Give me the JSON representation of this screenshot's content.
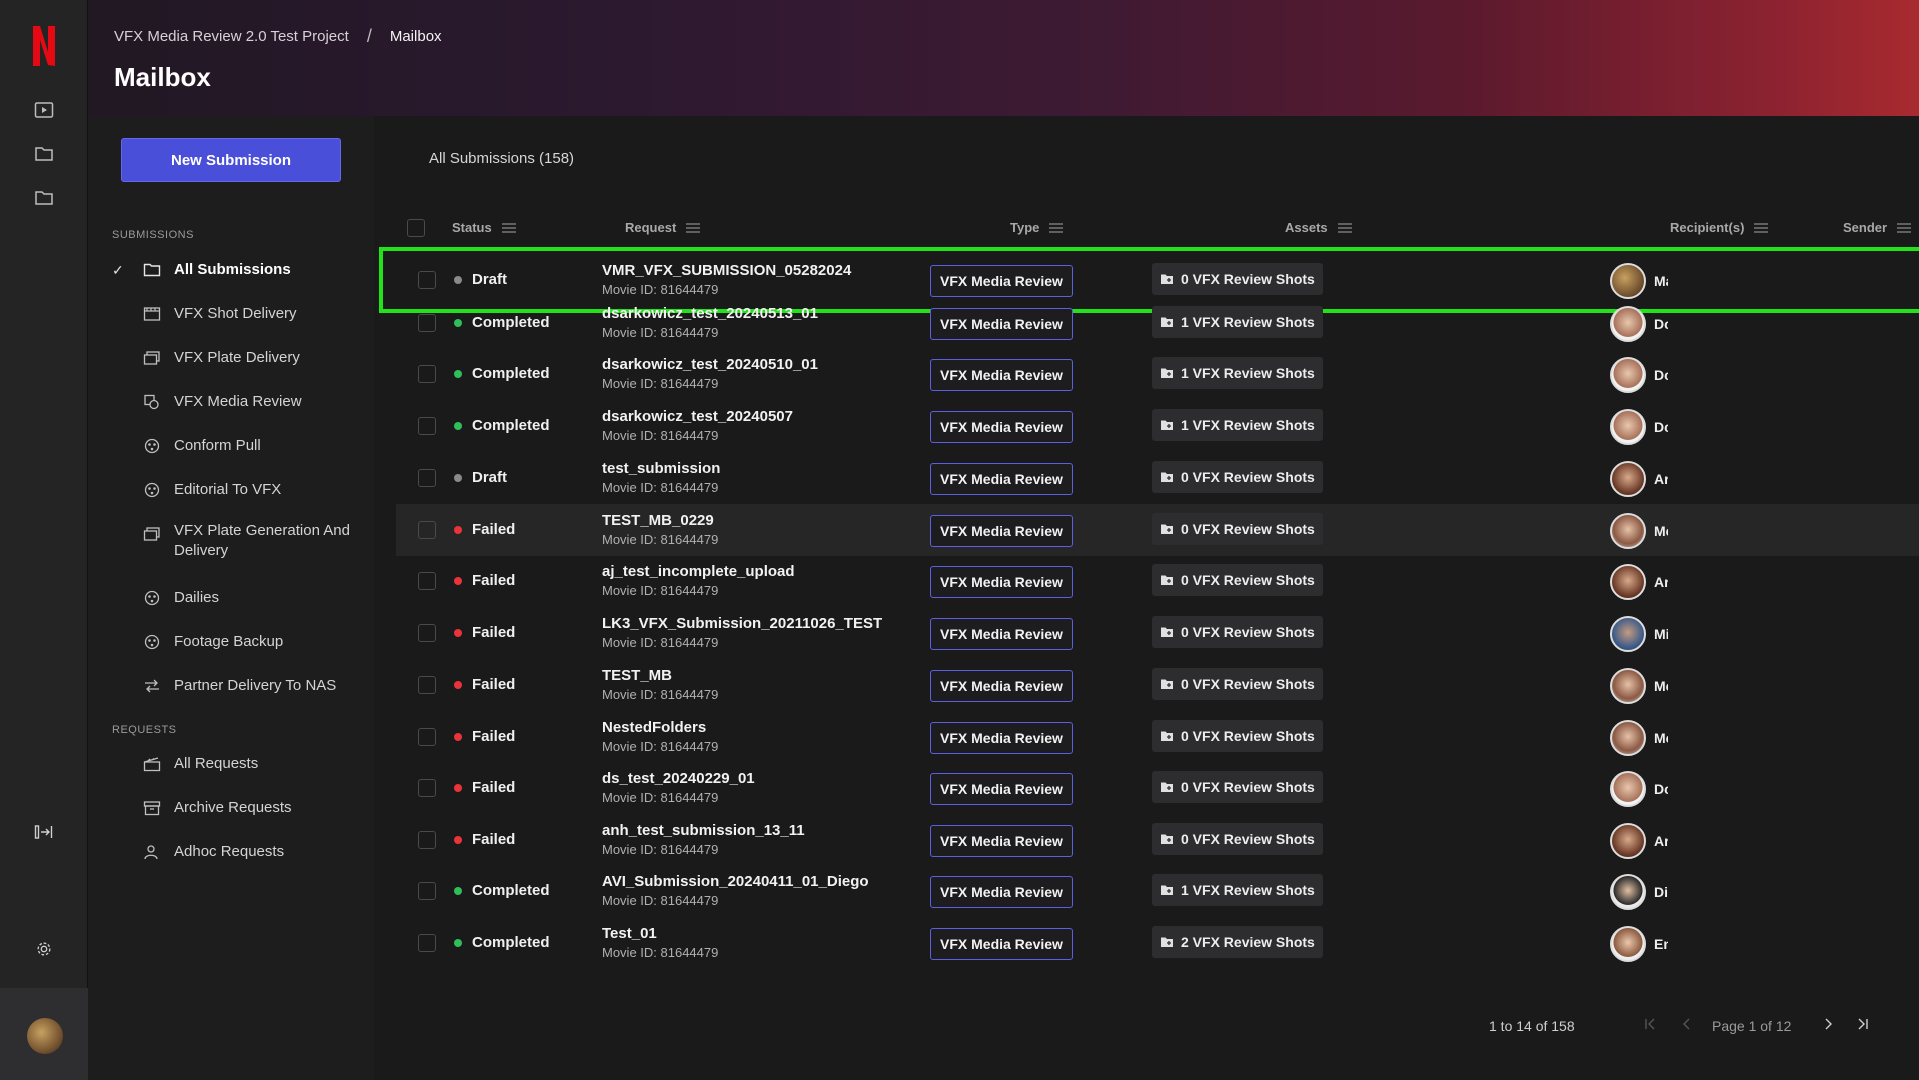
{
  "header": {
    "breadcrumb": [
      "VFX Media Review 2.0 Test Project",
      "Mailbox"
    ],
    "title": "Mailbox"
  },
  "sidebar": {
    "new_button": "New Submission",
    "submissions_label": "SUBMISSIONS",
    "submissions": [
      {
        "label": "All Submissions",
        "icon": "folder-icon",
        "active": true
      },
      {
        "label": "VFX Shot Delivery",
        "icon": "film-icon"
      },
      {
        "label": "VFX Plate Delivery",
        "icon": "plate-icon"
      },
      {
        "label": "VFX Media Review",
        "icon": "media-review-icon"
      },
      {
        "label": "Conform Pull",
        "icon": "reel-icon"
      },
      {
        "label": "Editorial To VFX",
        "icon": "reel-icon"
      },
      {
        "label": "VFX Plate Generation And Delivery",
        "icon": "plate-icon"
      },
      {
        "label": "Dailies",
        "icon": "reel-icon"
      },
      {
        "label": "Footage Backup",
        "icon": "reel-icon"
      },
      {
        "label": "Partner Delivery To NAS",
        "icon": "transfer-icon"
      }
    ],
    "requests_label": "REQUESTS",
    "requests": [
      {
        "label": "All Requests",
        "icon": "clapper-icon"
      },
      {
        "label": "Archive Requests",
        "icon": "archive-icon"
      },
      {
        "label": "Adhoc Requests",
        "icon": "person-icon"
      }
    ]
  },
  "main": {
    "tab": "All Submissions (158)",
    "columns": {
      "status": "Status",
      "request": "Request",
      "type": "Type",
      "assets": "Assets",
      "recipients": "Recipient(s)",
      "sender": "Sender"
    },
    "rows": [
      {
        "status": "Draft",
        "name": "VMR_VFX_SUBMISSION_05282024",
        "movie": "Movie ID: 81644479",
        "type": "VFX Media Review",
        "assets": "0 VFX Review Shots",
        "sender": "Ma"
      },
      {
        "status": "Completed",
        "name": "dsarkowicz_test_20240513_01",
        "movie": "Movie ID: 81644479",
        "type": "VFX Media Review",
        "assets": "1 VFX Review Shots",
        "sender": "Dc"
      },
      {
        "status": "Completed",
        "name": "dsarkowicz_test_20240510_01",
        "movie": "Movie ID: 81644479",
        "type": "VFX Media Review",
        "assets": "1 VFX Review Shots",
        "sender": "Dc"
      },
      {
        "status": "Completed",
        "name": "dsarkowicz_test_20240507",
        "movie": "Movie ID: 81644479",
        "type": "VFX Media Review",
        "assets": "1 VFX Review Shots",
        "sender": "Dc"
      },
      {
        "status": "Draft",
        "name": "test_submission",
        "movie": "Movie ID: 81644479",
        "type": "VFX Media Review",
        "assets": "0 VFX Review Shots",
        "sender": "Ar"
      },
      {
        "status": "Failed",
        "name": "TEST_MB_0229",
        "movie": "Movie ID: 81644479",
        "type": "VFX Media Review",
        "assets": "0 VFX Review Shots",
        "sender": "Me"
      },
      {
        "status": "Failed",
        "name": "aj_test_incomplete_upload",
        "movie": "Movie ID: 81644479",
        "type": "VFX Media Review",
        "assets": "0 VFX Review Shots",
        "sender": "Ar"
      },
      {
        "status": "Failed",
        "name": "LK3_VFX_Submission_20211026_TEST",
        "movie": "Movie ID: 81644479",
        "type": "VFX Media Review",
        "assets": "0 VFX Review Shots",
        "sender": "Mi"
      },
      {
        "status": "Failed",
        "name": "TEST_MB",
        "movie": "Movie ID: 81644479",
        "type": "VFX Media Review",
        "assets": "0 VFX Review Shots",
        "sender": "Me"
      },
      {
        "status": "Failed",
        "name": "NestedFolders",
        "movie": "Movie ID: 81644479",
        "type": "VFX Media Review",
        "assets": "0 VFX Review Shots",
        "sender": "Me"
      },
      {
        "status": "Failed",
        "name": "ds_test_20240229_01",
        "movie": "Movie ID: 81644479",
        "type": "VFX Media Review",
        "assets": "0 VFX Review Shots",
        "sender": "Dc"
      },
      {
        "status": "Failed",
        "name": "anh_test_submission_13_11",
        "movie": "Movie ID: 81644479",
        "type": "VFX Media Review",
        "assets": "0 VFX Review Shots",
        "sender": "Ar"
      },
      {
        "status": "Completed",
        "name": "AVI_Submission_20240411_01_Diego",
        "movie": "Movie ID: 81644479",
        "type": "VFX Media Review",
        "assets": "1 VFX Review Shots",
        "sender": "Di"
      },
      {
        "status": "Completed",
        "name": "Test_01",
        "movie": "Movie ID: 81644479",
        "type": "VFX Media Review",
        "assets": "2 VFX Review Shots",
        "sender": "En"
      }
    ],
    "pagination": {
      "range": "1 to 14 of 158",
      "page": "Page 1 of 12"
    }
  },
  "colors": {
    "accent": "#4a4fd9",
    "completed": "#2fbf5a",
    "failed": "#e8343a",
    "draft": "#8a8a8a",
    "selection": "#22e31a"
  }
}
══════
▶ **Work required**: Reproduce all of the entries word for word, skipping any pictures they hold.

▶ **Exercise response**:
Give me the JSON representation of this screenshot's content.
{
  "header": {
    "breadcrumb": [
      "VFX Media Review 2.0 Test Project",
      "Mailbox"
    ],
    "title": "Mailbox"
  },
  "sidebar": {
    "new_button": "New Submission",
    "submissions_label": "SUBMISSIONS",
    "submissions": [
      {
        "label": "All Submissions",
        "icon": "folder-icon",
        "active": true
      },
      {
        "label": "VFX Shot Delivery",
        "icon": "film-icon"
      },
      {
        "label": "VFX Plate Delivery",
        "icon": "plate-icon"
      },
      {
        "label": "VFX Media Review",
        "icon": "media-review-icon"
      },
      {
        "label": "Conform Pull",
        "icon": "reel-icon"
      },
      {
        "label": "Editorial To VFX",
        "icon": "reel-icon"
      },
      {
        "label": "VFX Plate Generation And Delivery",
        "icon": "plate-icon"
      },
      {
        "label": "Dailies",
        "icon": "reel-icon"
      },
      {
        "label": "Footage Backup",
        "icon": "reel-icon"
      },
      {
        "label": "Partner Delivery To NAS",
        "icon": "transfer-icon"
      }
    ],
    "requests_label": "REQUESTS",
    "requests": [
      {
        "label": "All Requests",
        "icon": "clapper-icon"
      },
      {
        "label": "Archive Requests",
        "icon": "archive-icon"
      },
      {
        "label": "Adhoc Requests",
        "icon": "person-icon"
      }
    ]
  },
  "main": {
    "tab": "All Submissions (158)",
    "columns": {
      "status": "Status",
      "request": "Request",
      "type": "Type",
      "assets": "Assets",
      "recipients": "Recipient(s)",
      "sender": "Sender"
    },
    "rows": [
      {
        "status": "Draft",
        "name": "VMR_VFX_SUBMISSION_05282024",
        "movie": "Movie ID: 81644479",
        "type": "VFX Media Review",
        "assets": "0 VFX Review Shots",
        "sender": "Ma"
      },
      {
        "status": "Completed",
        "name": "dsarkowicz_test_20240513_01",
        "movie": "Movie ID: 81644479",
        "type": "VFX Media Review",
        "assets": "1 VFX Review Shots",
        "sender": "Dc"
      },
      {
        "status": "Completed",
        "name": "dsarkowicz_test_20240510_01",
        "movie": "Movie ID: 81644479",
        "type": "VFX Media Review",
        "assets": "1 VFX Review Shots",
        "sender": "Dc"
      },
      {
        "status": "Completed",
        "name": "dsarkowicz_test_20240507",
        "movie": "Movie ID: 81644479",
        "type": "VFX Media Review",
        "assets": "1 VFX Review Shots",
        "sender": "Dc"
      },
      {
        "status": "Draft",
        "name": "test_submission",
        "movie": "Movie ID: 81644479",
        "type": "VFX Media Review",
        "assets": "0 VFX Review Shots",
        "sender": "Ar"
      },
      {
        "status": "Failed",
        "name": "TEST_MB_0229",
        "movie": "Movie ID: 81644479",
        "type": "VFX Media Review",
        "assets": "0 VFX Review Shots",
        "sender": "Me"
      },
      {
        "status": "Failed",
        "name": "aj_test_incomplete_upload",
        "movie": "Movie ID: 81644479",
        "type": "VFX Media Review",
        "assets": "0 VFX Review Shots",
        "sender": "Ar"
      },
      {
        "status": "Failed",
        "name": "LK3_VFX_Submission_20211026_TEST",
        "movie": "Movie ID: 81644479",
        "type": "VFX Media Review",
        "assets": "0 VFX Review Shots",
        "sender": "Mi"
      },
      {
        "status": "Failed",
        "name": "TEST_MB",
        "movie": "Movie ID: 81644479",
        "type": "VFX Media Review",
        "assets": "0 VFX Review Shots",
        "sender": "Me"
      },
      {
        "status": "Failed",
        "name": "NestedFolders",
        "movie": "Movie ID: 81644479",
        "type": "VFX Media Review",
        "assets": "0 VFX Review Shots",
        "sender": "Me"
      },
      {
        "status": "Failed",
        "name": "ds_test_20240229_01",
        "movie": "Movie ID: 81644479",
        "type": "VFX Media Review",
        "assets": "0 VFX Review Shots",
        "sender": "Dc"
      },
      {
        "status": "Failed",
        "name": "anh_test_submission_13_11",
        "movie": "Movie ID: 81644479",
        "type": "VFX Media Review",
        "assets": "0 VFX Review Shots",
        "sender": "Ar"
      },
      {
        "status": "Completed",
        "name": "AVI_Submission_20240411_01_Diego",
        "movie": "Movie ID: 81644479",
        "type": "VFX Media Review",
        "assets": "1 VFX Review Shots",
        "sender": "Di"
      },
      {
        "status": "Completed",
        "name": "Test_01",
        "movie": "Movie ID: 81644479",
        "type": "VFX Media Review",
        "assets": "2 VFX Review Shots",
        "sender": "En"
      }
    ],
    "pagination": {
      "range": "1 to 14 of 158",
      "page": "Page 1 of 12"
    }
  },
  "colors": {
    "accent": "#4a4fd9",
    "completed": "#2fbf5a",
    "failed": "#e8343a",
    "draft": "#8a8a8a",
    "selection": "#22e31a"
  }
}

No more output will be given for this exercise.